- Opening Delimiter -

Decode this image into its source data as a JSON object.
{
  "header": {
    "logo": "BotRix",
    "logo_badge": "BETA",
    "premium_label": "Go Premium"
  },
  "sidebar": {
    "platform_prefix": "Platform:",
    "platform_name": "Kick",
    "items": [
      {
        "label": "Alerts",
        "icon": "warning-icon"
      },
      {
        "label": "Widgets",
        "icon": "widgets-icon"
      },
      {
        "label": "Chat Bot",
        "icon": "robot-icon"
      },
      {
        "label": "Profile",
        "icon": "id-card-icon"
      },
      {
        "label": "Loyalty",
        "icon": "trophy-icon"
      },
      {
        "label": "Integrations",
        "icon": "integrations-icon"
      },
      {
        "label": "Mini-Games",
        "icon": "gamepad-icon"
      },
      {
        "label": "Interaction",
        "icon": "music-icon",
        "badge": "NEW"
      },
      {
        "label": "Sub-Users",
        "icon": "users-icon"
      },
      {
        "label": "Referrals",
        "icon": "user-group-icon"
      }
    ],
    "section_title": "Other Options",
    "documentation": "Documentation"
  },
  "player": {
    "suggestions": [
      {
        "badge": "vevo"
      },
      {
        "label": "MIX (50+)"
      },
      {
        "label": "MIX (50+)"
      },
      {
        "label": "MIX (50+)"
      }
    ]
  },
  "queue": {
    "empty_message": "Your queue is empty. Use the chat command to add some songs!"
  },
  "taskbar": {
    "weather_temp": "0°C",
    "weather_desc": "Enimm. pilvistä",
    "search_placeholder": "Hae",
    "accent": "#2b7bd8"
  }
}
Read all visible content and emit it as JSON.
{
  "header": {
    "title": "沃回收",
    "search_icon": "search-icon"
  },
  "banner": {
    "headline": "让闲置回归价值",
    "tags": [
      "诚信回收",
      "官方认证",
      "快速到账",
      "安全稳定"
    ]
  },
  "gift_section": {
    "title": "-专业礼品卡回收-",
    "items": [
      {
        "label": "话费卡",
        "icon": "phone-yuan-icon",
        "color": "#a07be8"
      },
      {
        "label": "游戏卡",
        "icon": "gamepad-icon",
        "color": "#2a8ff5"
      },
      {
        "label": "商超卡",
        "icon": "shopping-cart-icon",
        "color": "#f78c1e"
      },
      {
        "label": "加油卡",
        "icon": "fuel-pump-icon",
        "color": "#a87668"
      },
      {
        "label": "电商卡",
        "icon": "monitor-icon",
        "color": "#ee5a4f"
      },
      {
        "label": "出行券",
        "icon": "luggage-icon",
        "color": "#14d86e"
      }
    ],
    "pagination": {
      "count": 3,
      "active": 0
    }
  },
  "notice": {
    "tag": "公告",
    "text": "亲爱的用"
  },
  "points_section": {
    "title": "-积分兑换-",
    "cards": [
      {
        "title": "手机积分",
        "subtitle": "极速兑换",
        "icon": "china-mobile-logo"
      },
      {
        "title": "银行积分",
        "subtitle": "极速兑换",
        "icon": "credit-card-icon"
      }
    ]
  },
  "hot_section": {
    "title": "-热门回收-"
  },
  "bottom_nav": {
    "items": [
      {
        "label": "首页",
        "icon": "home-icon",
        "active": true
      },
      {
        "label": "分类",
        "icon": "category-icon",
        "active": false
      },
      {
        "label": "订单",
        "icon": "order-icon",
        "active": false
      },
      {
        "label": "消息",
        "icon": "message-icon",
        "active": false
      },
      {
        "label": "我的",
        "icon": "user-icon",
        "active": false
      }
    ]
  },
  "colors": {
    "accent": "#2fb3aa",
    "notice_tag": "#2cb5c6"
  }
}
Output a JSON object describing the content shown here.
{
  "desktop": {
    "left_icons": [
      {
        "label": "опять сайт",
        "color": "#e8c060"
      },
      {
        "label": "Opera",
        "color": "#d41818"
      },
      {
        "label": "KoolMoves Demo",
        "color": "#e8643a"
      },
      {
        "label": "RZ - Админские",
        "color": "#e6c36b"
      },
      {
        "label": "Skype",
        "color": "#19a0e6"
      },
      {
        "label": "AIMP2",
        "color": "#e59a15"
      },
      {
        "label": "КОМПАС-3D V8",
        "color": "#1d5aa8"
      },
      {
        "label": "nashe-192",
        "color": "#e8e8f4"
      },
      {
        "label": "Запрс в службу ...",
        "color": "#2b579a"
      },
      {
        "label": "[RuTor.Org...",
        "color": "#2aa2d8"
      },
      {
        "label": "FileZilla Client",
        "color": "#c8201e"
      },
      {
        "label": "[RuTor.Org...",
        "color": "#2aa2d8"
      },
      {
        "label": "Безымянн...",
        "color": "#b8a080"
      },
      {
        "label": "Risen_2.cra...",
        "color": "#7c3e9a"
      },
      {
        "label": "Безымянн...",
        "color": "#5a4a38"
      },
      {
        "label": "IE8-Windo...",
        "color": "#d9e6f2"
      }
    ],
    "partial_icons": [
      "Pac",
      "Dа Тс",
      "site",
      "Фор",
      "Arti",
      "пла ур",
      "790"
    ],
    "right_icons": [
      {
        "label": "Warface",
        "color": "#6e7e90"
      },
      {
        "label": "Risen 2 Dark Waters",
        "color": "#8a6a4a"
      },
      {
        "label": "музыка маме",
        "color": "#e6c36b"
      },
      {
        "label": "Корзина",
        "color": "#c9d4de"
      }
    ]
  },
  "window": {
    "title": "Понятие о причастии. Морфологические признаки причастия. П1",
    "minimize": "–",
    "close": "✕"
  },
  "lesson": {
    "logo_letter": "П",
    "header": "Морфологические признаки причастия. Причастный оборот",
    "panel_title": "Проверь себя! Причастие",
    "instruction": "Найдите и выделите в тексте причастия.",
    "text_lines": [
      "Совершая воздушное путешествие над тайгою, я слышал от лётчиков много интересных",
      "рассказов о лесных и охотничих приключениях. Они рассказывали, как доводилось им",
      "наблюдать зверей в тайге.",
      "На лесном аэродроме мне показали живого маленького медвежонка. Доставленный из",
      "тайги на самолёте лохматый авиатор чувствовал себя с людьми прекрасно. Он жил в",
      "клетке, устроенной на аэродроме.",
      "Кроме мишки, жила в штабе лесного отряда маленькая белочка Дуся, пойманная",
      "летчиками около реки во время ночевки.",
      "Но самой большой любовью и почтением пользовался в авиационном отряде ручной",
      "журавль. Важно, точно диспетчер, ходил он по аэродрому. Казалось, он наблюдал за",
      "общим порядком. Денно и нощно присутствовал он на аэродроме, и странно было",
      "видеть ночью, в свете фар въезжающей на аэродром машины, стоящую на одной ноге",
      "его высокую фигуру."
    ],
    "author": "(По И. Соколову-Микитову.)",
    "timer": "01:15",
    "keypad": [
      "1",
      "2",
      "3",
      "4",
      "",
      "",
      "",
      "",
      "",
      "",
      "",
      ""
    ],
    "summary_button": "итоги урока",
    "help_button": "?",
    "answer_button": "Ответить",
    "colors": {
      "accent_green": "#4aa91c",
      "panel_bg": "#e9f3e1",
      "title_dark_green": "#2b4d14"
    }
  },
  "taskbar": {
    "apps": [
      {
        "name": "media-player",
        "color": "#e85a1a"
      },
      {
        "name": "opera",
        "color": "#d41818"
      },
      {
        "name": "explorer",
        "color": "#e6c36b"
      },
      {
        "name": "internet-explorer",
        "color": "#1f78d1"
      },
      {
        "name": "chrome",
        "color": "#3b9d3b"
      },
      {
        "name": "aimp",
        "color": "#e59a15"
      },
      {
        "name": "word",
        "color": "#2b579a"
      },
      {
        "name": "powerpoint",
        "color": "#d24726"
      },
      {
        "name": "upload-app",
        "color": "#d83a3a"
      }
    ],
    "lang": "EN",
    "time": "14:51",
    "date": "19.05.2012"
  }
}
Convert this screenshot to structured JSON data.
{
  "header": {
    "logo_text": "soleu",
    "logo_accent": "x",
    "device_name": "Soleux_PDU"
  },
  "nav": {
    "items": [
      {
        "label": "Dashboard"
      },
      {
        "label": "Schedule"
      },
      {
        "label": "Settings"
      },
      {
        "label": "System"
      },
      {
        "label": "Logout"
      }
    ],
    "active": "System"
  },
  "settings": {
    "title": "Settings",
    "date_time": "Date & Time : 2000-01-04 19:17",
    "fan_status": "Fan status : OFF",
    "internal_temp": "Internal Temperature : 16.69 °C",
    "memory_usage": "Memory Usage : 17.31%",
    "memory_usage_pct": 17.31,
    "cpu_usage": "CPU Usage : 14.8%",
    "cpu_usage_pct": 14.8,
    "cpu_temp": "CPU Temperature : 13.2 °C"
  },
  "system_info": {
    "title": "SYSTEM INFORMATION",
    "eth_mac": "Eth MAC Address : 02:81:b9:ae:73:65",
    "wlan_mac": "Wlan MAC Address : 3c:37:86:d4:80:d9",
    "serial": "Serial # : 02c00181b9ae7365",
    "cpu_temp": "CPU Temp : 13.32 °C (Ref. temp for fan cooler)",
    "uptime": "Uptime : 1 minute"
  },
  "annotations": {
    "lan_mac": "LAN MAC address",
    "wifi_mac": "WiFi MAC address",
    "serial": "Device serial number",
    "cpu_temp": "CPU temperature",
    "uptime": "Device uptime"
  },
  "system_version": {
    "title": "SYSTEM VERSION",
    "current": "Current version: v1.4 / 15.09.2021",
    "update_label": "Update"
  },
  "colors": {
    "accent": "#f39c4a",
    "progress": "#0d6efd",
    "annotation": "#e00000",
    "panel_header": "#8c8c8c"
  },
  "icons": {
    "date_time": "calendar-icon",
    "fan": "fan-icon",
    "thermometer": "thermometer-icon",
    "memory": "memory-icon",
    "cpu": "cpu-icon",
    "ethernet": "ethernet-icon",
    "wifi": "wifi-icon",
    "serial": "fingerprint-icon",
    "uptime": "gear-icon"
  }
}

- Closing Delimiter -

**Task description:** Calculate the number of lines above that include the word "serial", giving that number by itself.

**Exercise solution:** 3